B-roll is the extra footage captured to enrich the story you’re telling and to have greater flexibility when editing. Instead of featuring only talking heads on video, you want to have other images you can cut away to that will add dimension to your story. B-roll can include additional video footage, still photographs, animation or other graphic elements.
Here are a few things to keep in mind when planning your film shoot:
- Depending on the type of video you are creating, evenly divide filming between recording interviews and capturing b-roll. In our experience, having plenty of good b-roll makes a video more powerful.
- Because the times for capturing b-roll are often fixed (a certain activity only happens at a certain time), start by identifying the must-have footage and inserting that into your filming schedule.
- Fill in the rest of the schedule with interviews and nice-to-have b-roll. If you discover, due to limited timing, that you need to sacrifice either a must-have piece of b-roll or a nice-to-have interview, we often recommend sacrificing the interview. The value of b-roll should not be underestimated, not only because it can strengthen the impact of your current video project, but also because it can serve as key footage for additional video assets created down the road.

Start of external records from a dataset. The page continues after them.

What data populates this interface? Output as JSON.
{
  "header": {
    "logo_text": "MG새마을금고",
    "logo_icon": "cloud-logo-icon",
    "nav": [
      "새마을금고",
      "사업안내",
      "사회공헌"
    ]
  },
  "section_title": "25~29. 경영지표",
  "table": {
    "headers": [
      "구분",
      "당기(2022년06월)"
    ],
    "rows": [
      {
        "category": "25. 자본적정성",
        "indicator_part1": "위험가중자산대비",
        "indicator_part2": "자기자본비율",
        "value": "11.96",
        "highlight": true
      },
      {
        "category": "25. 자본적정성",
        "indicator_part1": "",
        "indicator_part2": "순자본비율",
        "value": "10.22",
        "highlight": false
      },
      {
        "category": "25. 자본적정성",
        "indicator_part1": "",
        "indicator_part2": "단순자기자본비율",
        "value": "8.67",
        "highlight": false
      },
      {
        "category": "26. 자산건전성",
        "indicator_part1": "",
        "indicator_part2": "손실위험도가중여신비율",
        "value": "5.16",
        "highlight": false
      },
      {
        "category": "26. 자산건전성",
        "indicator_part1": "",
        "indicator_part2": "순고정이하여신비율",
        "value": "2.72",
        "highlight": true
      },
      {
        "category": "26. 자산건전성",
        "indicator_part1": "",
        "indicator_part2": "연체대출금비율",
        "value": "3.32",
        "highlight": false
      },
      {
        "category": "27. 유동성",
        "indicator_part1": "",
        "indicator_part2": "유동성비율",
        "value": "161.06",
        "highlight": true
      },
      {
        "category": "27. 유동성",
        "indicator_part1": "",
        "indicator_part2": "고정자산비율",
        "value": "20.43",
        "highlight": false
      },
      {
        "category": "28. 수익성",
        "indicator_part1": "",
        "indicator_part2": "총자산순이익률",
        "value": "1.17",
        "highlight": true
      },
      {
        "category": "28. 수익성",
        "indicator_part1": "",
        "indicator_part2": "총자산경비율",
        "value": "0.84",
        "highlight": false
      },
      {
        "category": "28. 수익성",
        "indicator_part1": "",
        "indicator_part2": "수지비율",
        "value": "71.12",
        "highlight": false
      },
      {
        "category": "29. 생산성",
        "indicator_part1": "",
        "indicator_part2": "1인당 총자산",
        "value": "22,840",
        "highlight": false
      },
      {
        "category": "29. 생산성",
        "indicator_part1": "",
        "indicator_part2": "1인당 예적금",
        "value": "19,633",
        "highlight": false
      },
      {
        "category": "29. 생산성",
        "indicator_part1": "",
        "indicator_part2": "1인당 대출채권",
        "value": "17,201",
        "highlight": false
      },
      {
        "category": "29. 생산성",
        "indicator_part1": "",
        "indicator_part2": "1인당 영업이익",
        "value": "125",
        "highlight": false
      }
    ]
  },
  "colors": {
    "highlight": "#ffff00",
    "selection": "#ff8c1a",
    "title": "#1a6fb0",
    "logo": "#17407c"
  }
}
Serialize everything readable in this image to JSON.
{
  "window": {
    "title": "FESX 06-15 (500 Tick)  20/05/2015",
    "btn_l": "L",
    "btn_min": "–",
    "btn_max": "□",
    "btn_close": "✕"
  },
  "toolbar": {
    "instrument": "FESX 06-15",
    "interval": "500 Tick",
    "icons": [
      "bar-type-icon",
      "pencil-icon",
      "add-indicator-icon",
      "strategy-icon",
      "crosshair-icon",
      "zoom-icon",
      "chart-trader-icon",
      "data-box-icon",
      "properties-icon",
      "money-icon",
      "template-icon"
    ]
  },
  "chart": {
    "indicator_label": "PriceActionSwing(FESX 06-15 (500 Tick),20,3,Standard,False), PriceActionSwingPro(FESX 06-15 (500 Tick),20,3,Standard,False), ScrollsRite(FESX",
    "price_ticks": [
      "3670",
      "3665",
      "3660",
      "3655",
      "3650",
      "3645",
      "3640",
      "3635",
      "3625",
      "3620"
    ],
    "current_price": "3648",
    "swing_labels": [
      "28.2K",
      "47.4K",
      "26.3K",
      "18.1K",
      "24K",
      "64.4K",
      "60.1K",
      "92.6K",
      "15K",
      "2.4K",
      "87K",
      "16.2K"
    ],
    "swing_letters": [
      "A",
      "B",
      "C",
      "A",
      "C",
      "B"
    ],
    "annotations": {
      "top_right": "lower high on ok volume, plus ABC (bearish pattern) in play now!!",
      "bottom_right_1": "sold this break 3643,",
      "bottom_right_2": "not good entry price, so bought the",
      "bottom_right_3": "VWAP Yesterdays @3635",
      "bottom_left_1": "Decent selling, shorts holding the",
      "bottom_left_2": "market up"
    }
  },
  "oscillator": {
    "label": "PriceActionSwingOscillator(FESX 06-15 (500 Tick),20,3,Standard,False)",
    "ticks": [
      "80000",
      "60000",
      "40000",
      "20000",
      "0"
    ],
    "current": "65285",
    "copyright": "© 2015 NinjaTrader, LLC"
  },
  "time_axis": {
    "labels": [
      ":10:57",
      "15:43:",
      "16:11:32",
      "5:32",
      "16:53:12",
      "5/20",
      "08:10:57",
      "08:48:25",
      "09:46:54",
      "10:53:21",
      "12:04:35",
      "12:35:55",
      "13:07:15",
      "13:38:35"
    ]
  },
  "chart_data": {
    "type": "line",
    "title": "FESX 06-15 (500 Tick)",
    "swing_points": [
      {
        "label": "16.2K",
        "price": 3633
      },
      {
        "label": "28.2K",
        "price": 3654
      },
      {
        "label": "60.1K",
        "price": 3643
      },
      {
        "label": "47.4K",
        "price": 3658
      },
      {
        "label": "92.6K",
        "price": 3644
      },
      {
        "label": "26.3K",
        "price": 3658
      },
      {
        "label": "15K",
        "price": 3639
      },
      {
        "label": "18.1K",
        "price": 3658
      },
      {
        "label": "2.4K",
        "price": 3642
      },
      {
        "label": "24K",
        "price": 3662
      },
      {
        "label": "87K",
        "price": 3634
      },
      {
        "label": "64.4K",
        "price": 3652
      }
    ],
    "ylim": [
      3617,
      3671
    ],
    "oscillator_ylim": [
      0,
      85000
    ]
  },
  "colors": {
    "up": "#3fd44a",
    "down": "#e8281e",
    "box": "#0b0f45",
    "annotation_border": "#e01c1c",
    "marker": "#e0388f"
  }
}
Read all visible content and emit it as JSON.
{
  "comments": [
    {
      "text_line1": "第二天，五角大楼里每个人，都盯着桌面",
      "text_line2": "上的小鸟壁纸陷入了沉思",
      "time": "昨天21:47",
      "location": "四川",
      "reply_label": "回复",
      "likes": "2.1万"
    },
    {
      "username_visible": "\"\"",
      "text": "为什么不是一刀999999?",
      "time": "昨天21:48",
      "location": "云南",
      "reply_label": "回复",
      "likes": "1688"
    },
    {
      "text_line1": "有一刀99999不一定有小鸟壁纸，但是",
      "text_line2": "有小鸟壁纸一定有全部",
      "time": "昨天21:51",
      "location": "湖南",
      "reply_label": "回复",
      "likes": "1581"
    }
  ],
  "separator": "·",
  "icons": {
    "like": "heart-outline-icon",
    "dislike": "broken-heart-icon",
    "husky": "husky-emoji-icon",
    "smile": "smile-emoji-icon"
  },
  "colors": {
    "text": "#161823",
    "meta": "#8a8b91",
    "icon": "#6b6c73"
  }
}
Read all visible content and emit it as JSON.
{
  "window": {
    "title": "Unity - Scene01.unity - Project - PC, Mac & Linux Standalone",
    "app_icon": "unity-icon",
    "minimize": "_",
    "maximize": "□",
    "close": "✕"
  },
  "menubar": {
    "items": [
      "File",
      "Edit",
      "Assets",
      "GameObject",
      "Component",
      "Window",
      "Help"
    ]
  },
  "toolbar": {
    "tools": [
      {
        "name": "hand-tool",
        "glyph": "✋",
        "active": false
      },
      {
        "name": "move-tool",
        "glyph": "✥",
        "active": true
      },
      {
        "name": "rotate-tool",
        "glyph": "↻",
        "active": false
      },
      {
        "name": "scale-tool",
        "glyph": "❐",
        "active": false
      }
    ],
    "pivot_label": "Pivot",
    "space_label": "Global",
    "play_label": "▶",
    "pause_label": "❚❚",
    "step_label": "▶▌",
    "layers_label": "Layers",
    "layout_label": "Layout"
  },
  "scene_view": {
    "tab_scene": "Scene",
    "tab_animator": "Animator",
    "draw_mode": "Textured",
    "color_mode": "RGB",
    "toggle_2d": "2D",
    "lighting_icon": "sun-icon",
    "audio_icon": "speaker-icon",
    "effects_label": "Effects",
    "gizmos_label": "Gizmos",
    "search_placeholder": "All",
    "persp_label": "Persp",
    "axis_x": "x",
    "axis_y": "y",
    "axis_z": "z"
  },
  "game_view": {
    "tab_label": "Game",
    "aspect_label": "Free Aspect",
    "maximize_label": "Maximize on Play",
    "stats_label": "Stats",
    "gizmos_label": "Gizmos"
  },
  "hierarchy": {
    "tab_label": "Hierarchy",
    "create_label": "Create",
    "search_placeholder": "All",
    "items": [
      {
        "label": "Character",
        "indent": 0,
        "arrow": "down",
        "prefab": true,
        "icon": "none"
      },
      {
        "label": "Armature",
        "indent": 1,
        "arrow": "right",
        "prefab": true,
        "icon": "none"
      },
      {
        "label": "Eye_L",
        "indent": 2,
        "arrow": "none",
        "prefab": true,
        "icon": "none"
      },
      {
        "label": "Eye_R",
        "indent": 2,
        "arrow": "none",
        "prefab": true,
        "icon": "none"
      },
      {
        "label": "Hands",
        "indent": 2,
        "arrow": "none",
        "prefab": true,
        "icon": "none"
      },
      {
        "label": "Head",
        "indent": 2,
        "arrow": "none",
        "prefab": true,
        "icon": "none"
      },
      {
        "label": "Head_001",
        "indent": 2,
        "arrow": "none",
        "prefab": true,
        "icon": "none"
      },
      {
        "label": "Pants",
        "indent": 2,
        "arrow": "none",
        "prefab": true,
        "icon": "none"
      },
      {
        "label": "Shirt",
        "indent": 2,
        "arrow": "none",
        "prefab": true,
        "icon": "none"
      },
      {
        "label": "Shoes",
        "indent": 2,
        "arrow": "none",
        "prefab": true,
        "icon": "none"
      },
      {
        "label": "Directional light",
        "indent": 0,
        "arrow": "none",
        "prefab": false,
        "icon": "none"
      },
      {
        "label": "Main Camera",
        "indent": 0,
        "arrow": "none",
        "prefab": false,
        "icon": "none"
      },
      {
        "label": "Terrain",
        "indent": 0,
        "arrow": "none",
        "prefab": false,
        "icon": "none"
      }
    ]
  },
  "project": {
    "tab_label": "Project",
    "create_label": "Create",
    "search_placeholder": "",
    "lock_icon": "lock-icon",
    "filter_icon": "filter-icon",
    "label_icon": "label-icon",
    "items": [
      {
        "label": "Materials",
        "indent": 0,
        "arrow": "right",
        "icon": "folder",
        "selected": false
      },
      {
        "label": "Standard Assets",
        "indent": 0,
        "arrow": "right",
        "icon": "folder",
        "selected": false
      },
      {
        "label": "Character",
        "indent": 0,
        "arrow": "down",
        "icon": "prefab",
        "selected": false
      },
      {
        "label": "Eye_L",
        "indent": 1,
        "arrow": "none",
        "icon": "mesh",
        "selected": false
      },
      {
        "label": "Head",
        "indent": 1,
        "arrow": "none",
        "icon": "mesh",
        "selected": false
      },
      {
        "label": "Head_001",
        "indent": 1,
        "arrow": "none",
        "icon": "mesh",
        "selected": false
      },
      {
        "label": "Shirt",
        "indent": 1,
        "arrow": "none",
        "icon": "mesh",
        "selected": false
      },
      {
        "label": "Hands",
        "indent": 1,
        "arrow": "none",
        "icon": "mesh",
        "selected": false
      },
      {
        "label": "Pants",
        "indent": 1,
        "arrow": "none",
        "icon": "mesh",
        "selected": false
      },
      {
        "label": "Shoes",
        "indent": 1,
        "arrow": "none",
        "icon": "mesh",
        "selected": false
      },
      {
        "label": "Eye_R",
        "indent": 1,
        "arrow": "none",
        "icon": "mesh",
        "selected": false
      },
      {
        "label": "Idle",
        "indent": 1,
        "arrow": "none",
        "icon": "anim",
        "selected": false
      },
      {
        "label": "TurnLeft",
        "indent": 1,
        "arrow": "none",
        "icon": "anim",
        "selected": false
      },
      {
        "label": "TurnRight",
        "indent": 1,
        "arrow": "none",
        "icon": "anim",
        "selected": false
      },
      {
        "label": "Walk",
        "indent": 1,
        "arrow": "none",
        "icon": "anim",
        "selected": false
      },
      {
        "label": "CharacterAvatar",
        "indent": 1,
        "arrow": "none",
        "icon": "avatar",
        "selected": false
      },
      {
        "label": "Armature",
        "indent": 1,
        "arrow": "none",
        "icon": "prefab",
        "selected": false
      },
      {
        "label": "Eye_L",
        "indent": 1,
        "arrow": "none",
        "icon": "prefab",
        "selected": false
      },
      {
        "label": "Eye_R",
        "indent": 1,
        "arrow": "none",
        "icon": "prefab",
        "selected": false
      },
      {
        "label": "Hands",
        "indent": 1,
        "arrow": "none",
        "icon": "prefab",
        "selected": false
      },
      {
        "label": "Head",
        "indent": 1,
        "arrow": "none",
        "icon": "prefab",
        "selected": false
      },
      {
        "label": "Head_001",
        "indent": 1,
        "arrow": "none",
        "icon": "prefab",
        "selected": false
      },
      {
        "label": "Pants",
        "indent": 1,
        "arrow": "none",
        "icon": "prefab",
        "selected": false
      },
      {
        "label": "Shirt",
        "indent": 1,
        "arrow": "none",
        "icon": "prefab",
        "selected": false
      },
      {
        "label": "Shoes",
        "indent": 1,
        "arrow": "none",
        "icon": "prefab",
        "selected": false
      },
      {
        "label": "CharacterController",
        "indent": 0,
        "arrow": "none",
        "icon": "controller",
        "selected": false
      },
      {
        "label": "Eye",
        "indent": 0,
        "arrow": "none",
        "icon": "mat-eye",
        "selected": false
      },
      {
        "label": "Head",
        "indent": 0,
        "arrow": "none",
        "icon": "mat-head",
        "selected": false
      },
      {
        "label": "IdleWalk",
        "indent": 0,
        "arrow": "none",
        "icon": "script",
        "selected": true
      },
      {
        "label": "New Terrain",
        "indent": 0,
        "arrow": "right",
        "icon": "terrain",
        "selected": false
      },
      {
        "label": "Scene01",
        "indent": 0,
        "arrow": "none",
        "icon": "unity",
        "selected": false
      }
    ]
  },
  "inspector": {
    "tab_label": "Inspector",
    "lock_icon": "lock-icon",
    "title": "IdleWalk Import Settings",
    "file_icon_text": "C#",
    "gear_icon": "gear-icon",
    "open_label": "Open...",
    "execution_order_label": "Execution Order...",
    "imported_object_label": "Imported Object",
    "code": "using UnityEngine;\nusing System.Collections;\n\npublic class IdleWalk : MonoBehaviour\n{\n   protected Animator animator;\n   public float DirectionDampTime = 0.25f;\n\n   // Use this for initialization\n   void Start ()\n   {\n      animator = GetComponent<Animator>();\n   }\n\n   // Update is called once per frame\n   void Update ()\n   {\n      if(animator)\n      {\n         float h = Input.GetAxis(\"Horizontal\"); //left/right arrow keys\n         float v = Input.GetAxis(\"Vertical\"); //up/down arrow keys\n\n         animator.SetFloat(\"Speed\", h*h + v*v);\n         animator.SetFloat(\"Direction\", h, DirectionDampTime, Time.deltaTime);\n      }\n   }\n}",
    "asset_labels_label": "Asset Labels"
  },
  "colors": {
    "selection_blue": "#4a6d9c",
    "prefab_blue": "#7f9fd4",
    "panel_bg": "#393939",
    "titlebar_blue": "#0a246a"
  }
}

Get an inside look at the value of b-roll in this video by Rachel Jellinek. Rachel presents two alternatives of a single video–one with b-roll and the second without: http://dlvr.it/lCKjN.